A living trust is a fiduciary relationship created during an individual’s lifetime where a designated person, the trustee, is given responsibility for managing that individual’s assets for the benefit of the eventual beneficiary. A living trust is designed to allow for the easy transfer of the trust creator or settlor’s assets, while bypassing the often complex and expensive legal process of probate. Living trust agreements designate a trustee who holds legal possession of assets and property that flow into the trust.
About Hamilton, Ohio
Hamilton is a city in and the county seat of Butler County, Ohio, United States, in the state’s southwestern corner, located 20 miles north of Cincinnati. The population was 62,447 at the 2010 census. The city is part of the Cincinnati metropolitan area. Hamilton has three designated National Historic Districts: Dayton Lane, German Village, and Rossville.
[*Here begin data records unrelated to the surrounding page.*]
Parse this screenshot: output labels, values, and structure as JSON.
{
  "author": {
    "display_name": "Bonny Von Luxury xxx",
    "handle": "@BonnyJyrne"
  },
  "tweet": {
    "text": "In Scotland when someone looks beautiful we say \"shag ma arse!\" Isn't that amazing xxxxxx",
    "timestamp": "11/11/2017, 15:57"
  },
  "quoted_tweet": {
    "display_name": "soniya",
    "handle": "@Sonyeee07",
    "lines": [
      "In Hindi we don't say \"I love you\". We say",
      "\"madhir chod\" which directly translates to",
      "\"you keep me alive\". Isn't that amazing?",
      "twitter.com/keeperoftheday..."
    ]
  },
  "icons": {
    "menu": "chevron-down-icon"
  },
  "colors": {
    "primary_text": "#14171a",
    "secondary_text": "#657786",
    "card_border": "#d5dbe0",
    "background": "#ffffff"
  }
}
The city has a council-manager form of government. Its mayor is Patrick Moeller and the city manager is Joshua Smith. Most of the city is in the Hamilton City School District.